◆ What the exercise asks
Look through the listing below and report every line that contains "avec".

----

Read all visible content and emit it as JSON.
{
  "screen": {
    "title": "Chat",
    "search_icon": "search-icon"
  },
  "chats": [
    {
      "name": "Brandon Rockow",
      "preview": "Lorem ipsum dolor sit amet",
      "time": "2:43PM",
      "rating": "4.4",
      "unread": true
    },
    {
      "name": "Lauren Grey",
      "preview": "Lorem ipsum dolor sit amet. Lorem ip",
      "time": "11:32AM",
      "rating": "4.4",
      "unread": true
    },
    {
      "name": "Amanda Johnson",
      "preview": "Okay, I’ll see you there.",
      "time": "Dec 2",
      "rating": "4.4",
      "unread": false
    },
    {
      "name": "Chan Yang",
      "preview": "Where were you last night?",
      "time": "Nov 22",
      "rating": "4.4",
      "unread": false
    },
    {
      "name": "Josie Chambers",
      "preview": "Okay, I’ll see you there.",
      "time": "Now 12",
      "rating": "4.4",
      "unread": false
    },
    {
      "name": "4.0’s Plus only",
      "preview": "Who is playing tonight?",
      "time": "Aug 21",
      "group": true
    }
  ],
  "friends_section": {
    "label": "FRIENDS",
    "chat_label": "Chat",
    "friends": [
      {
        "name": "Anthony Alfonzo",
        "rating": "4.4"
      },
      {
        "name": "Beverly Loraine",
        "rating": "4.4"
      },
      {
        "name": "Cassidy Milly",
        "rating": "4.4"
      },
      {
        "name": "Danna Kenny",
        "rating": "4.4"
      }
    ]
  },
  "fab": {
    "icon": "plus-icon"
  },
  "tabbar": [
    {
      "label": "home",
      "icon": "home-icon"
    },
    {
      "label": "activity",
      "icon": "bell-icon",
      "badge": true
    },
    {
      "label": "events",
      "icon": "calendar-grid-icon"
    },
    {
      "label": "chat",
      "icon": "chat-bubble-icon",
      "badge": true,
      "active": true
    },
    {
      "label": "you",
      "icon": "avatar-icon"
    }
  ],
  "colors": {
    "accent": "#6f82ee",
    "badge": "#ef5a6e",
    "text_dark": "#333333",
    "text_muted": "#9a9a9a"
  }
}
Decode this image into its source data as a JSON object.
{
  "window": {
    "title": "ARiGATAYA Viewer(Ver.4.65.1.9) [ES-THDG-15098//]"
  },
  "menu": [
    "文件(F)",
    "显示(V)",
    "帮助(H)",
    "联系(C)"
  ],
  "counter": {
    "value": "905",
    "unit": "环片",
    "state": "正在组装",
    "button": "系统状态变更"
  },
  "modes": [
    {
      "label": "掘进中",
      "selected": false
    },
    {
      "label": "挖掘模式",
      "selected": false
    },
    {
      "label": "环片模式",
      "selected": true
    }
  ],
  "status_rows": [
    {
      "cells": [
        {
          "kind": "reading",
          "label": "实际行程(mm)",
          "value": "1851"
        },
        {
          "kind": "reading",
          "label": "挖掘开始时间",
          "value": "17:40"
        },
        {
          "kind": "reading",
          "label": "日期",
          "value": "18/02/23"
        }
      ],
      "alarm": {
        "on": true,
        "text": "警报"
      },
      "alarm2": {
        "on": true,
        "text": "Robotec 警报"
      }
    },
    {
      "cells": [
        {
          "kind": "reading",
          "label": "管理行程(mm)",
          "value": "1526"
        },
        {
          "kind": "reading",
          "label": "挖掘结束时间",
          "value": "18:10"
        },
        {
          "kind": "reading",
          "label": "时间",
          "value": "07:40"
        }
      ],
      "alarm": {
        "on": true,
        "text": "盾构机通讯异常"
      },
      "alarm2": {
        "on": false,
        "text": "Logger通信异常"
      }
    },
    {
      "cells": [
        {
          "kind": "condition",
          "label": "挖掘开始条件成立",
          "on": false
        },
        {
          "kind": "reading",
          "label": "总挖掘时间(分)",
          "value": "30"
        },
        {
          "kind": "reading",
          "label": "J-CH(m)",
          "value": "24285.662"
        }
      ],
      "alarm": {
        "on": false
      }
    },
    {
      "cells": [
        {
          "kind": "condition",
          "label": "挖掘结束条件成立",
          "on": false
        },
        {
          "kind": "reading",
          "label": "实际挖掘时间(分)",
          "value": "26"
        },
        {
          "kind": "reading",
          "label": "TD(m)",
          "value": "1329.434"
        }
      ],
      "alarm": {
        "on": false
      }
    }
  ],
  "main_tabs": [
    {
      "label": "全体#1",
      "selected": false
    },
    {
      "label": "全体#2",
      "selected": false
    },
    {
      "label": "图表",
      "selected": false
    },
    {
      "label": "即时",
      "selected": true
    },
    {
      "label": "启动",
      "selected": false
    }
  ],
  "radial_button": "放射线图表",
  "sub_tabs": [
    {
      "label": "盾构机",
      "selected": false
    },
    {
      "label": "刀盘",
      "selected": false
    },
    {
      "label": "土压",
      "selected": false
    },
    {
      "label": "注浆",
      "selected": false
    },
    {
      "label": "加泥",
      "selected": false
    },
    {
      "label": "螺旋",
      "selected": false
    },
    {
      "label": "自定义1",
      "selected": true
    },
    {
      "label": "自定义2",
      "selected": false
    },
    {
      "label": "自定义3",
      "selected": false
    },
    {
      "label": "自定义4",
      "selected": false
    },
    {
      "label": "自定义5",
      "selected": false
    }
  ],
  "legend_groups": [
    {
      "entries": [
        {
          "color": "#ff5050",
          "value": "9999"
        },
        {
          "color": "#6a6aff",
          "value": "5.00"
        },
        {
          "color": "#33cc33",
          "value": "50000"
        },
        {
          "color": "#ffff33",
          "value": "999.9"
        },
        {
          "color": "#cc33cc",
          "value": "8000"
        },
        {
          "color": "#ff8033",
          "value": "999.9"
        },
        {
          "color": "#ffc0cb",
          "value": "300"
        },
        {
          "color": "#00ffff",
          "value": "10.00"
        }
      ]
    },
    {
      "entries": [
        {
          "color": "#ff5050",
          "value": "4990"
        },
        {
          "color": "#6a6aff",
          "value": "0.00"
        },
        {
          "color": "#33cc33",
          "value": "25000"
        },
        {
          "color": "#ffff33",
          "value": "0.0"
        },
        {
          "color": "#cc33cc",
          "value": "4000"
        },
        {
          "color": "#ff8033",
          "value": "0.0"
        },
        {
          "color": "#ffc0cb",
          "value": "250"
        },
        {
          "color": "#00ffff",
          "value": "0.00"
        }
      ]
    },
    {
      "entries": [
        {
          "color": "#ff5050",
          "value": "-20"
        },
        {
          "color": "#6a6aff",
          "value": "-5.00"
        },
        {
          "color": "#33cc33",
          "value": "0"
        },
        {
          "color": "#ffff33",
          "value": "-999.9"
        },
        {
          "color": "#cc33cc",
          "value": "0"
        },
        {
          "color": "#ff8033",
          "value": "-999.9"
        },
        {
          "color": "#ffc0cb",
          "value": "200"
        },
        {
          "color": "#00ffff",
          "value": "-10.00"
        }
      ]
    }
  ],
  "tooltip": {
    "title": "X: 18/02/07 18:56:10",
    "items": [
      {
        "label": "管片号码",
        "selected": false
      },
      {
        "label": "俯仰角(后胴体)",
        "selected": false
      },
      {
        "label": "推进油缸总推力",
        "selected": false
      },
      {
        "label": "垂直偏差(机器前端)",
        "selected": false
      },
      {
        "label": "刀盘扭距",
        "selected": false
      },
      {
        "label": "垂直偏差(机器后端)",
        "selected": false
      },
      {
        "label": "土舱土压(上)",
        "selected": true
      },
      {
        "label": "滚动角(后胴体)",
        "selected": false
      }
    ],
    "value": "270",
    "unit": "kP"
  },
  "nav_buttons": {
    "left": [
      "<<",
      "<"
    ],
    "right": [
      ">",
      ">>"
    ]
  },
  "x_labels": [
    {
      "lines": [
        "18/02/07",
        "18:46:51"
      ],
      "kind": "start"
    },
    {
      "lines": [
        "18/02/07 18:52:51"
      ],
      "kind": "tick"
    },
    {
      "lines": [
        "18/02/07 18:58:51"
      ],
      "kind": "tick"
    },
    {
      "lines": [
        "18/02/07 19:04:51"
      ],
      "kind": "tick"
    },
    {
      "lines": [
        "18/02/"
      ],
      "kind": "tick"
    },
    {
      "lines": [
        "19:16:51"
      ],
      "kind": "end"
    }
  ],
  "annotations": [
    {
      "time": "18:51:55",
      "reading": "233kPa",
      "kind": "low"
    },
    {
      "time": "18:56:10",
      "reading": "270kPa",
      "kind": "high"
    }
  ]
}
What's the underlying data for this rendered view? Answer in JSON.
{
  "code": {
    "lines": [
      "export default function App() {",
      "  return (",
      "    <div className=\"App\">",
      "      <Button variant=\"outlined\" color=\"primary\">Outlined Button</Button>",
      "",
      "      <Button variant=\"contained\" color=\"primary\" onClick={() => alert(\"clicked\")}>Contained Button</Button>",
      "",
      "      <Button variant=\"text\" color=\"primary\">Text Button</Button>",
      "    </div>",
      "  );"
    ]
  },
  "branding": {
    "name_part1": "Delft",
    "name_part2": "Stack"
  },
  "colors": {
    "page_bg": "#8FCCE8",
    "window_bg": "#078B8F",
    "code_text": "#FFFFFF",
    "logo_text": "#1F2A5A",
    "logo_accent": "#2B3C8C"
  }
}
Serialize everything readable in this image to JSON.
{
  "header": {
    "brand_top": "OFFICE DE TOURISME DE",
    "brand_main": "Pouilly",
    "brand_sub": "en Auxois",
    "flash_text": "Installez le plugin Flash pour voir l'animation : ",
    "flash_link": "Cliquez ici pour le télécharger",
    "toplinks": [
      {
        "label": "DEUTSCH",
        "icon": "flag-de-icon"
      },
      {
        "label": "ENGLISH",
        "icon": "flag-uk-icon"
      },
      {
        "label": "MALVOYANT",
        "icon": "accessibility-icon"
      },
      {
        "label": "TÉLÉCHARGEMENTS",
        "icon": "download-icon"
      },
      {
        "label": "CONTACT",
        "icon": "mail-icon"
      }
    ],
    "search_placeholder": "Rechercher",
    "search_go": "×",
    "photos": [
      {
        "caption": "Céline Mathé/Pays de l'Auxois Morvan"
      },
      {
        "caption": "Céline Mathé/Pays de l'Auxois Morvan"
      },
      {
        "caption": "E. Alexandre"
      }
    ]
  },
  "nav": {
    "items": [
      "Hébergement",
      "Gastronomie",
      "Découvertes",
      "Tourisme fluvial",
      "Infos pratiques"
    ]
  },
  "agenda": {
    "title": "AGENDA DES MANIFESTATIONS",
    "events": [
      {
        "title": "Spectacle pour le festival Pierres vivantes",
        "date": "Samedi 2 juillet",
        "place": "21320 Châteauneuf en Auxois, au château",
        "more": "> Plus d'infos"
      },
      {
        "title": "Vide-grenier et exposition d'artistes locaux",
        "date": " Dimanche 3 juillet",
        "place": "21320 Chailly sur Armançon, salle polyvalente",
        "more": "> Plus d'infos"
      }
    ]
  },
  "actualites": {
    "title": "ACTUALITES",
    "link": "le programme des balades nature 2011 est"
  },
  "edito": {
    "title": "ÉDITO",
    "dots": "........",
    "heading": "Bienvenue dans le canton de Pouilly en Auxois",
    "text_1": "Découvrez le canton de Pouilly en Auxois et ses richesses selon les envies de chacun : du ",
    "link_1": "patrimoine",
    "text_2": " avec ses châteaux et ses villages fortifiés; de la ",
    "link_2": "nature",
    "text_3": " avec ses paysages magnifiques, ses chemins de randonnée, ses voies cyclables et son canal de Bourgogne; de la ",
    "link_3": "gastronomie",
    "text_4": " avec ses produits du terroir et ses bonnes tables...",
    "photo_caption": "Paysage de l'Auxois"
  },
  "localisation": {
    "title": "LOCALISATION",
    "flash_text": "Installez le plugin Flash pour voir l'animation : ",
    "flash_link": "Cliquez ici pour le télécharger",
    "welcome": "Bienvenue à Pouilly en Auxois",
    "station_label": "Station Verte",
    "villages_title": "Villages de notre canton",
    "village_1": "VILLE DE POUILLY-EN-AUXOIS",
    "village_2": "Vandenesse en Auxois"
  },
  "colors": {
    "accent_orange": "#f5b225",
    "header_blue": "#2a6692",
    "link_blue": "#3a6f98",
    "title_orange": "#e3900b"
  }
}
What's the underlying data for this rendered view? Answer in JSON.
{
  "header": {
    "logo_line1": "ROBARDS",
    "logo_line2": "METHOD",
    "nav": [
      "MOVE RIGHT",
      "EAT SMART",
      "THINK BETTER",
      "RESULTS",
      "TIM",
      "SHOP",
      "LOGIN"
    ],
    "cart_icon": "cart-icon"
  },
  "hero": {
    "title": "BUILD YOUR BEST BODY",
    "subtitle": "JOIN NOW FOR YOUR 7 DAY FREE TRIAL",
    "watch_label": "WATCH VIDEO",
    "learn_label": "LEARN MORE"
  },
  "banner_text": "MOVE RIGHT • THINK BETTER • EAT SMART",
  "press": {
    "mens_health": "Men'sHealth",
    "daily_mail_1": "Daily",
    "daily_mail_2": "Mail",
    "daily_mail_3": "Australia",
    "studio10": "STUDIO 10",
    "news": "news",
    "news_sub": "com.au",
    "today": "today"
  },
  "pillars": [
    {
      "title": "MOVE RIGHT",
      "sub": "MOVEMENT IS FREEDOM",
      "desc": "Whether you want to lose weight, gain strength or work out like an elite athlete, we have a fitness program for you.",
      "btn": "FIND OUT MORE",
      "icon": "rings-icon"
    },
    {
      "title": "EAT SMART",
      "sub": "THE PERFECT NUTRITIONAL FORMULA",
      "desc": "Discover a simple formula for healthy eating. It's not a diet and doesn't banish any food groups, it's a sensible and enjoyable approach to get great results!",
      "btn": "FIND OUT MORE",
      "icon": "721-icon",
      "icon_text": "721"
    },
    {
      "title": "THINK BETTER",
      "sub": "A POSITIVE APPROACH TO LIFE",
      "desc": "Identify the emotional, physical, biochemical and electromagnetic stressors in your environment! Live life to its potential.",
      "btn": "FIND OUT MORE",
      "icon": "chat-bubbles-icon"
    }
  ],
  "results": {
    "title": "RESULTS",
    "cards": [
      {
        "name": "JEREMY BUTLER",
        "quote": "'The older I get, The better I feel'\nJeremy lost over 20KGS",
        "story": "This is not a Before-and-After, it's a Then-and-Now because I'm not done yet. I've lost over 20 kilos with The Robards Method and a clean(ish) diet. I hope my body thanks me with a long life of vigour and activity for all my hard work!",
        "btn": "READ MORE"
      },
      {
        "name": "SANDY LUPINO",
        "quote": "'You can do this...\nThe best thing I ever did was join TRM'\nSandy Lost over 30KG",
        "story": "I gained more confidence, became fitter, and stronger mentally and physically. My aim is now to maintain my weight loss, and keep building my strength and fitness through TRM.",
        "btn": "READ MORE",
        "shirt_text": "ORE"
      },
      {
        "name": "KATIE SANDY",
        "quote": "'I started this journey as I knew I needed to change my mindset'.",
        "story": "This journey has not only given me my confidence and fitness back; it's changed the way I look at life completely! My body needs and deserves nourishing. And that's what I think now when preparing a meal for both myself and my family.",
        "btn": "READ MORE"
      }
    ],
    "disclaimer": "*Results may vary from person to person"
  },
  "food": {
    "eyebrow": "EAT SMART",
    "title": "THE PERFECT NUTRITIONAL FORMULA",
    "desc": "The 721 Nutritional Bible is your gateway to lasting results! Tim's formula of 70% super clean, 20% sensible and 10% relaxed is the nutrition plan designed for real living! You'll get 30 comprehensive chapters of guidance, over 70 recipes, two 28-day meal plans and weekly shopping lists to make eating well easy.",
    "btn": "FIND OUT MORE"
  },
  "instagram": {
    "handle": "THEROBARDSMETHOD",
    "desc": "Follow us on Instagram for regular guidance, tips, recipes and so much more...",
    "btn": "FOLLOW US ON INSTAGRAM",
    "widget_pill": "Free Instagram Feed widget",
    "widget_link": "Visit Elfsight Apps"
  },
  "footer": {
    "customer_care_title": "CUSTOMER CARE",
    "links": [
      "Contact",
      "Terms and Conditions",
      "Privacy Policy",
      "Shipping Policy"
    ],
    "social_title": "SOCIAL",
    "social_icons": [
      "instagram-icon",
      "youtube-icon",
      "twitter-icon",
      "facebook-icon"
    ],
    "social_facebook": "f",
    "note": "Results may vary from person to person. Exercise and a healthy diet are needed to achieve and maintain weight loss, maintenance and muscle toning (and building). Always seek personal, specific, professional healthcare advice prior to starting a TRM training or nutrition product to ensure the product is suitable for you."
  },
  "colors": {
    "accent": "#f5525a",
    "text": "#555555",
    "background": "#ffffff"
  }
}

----

◆ Exercise result
    "text_2": " avec ses châteaux et ses villages fortifiés; de la ",
    "text_3": " avec ses paysages magnifiques, ses chemins de randonnée, ses voies cyclables et son canal de Bourgogne; de la ",
    "text_4": " avec ses produits du terroir et ses bonnes tables...",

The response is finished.